The well-known research firm IDC foresees a promising upswing for the semiconductor industry next year, with expected rejuvenation being propelled by advancements in AI and a recovery of stock levels. Upgraded predictions for 2023 anticipate a global chip revenue of $526.5 billion. Although this is still a 12% decrease from last year, it signifies progress from the $519 billion projected earlier in September.
IDC didn’t stop with this positive reaffirmation. The resolute firm has also taken a bold step, announcing the end of the market downturn, transitioning its outlook from ‘trough’ to ‘sustainable growth’.
Further optimism can be found as IDC raises its revenue forecast for 2024. Prospects for year-on-year growth are now at 20.2% to $633 billion, a substantial leap from the previously forecasted $626 billion.

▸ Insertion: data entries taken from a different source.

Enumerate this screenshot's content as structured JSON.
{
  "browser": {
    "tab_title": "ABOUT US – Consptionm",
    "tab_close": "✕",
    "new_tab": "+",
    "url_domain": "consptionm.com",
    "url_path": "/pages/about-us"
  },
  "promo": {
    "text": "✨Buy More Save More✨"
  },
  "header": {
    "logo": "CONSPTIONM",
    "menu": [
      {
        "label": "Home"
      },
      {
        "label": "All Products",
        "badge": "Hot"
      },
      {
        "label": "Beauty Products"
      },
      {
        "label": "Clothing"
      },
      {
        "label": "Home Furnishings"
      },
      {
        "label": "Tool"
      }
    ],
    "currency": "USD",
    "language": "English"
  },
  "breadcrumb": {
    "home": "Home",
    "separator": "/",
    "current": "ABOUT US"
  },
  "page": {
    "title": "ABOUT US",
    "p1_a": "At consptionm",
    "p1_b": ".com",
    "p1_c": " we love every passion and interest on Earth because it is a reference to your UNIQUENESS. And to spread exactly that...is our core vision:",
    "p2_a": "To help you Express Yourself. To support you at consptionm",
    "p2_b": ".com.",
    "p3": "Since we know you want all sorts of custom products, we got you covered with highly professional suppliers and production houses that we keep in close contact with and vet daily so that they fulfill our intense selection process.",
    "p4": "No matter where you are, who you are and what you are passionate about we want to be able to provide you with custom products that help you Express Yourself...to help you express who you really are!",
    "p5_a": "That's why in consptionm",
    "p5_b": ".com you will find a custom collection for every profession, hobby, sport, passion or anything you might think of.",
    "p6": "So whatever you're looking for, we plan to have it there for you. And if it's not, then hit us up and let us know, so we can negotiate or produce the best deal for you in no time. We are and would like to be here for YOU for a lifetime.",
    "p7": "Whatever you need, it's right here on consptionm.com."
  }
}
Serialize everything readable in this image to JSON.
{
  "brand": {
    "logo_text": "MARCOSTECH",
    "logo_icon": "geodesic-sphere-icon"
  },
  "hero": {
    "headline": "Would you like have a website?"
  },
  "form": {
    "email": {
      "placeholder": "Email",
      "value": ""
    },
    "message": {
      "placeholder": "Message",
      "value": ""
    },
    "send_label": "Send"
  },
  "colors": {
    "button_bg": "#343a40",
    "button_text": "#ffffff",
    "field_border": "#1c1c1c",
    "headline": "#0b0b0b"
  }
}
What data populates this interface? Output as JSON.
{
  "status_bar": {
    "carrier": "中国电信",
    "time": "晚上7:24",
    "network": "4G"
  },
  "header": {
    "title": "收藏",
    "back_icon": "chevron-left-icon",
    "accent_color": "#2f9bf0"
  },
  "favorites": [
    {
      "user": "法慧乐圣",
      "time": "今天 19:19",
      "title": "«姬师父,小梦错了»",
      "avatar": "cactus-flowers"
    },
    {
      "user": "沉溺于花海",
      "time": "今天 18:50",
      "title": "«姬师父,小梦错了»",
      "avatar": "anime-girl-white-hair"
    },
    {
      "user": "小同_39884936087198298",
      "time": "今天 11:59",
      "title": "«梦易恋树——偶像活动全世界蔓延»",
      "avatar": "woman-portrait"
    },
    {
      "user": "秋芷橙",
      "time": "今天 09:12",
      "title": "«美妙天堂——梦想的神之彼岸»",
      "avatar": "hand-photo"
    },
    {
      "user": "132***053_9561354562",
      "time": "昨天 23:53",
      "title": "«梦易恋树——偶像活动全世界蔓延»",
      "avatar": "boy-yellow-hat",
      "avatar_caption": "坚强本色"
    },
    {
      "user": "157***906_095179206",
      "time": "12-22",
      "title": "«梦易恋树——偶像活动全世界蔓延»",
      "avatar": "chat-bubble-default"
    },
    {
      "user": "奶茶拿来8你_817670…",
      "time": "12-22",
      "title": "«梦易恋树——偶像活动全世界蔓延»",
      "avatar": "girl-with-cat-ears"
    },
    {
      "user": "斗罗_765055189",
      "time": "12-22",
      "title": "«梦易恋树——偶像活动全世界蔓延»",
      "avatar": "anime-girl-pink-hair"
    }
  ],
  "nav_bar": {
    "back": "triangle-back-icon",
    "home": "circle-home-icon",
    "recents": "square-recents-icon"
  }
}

The root cause of this renewed optimism can be traced back to the diminishing inventory correction in the PC and smartphone markets. “While inventory levels remain elevated with suppliers, visibility has clearly improved in the channel and with OEMs in key market segments,” noted Rudy Torrijos, research manager for worldwide semiconductor supply chain technology intelligence at IDC.
The relentless surge of AI technology is also expected to spur demand for semiconductors. Both end user devices such as PCs & smartphones and AI servers & supercomputers hosting large language models (LLMs) are anticipated to be key drivers. “
Accelerating demand for AI servers and AI-enabled end point devices will drive more semiconductor content in 2024-2026, fuelling a new upgrade cycle across enterprises,” stated Mario Morales, group vice president, semiconductors and enabling technologies at IDC.
These findings seem to echo throughout the telecoms and tech arenas. For instance, Qualcomm CEO Cristiano Renno Amon remarked on their Q4 results call, “On-device Gen AI is evolving in parallel with Gen AI in the cloud, enabling entirely new use cases.”
In addition, market activity has surged on the cloud front as well. Microsoft recently introduced its first custom chips, including the Azure Maia AI Accelerator for gen AI tasks and the Azure Cobalt CPU, based on an Arm design, tailored for general computing on the Microsoft Cloud.
Such optimistic undertones are also reinforced by the increased demand for AI services among enterprises. Various partnerships, such as the recent collaboration between Amdocs and Nvidia, are being formed to address this rising need.
While the celebrations might be premature, the mounting evidence seems to indicate that the worst phase for the chip industry may have passed. Suffice to say, current events and forecasts present a hopeful narrative for a sector that has been beleaguered by numerous challenges.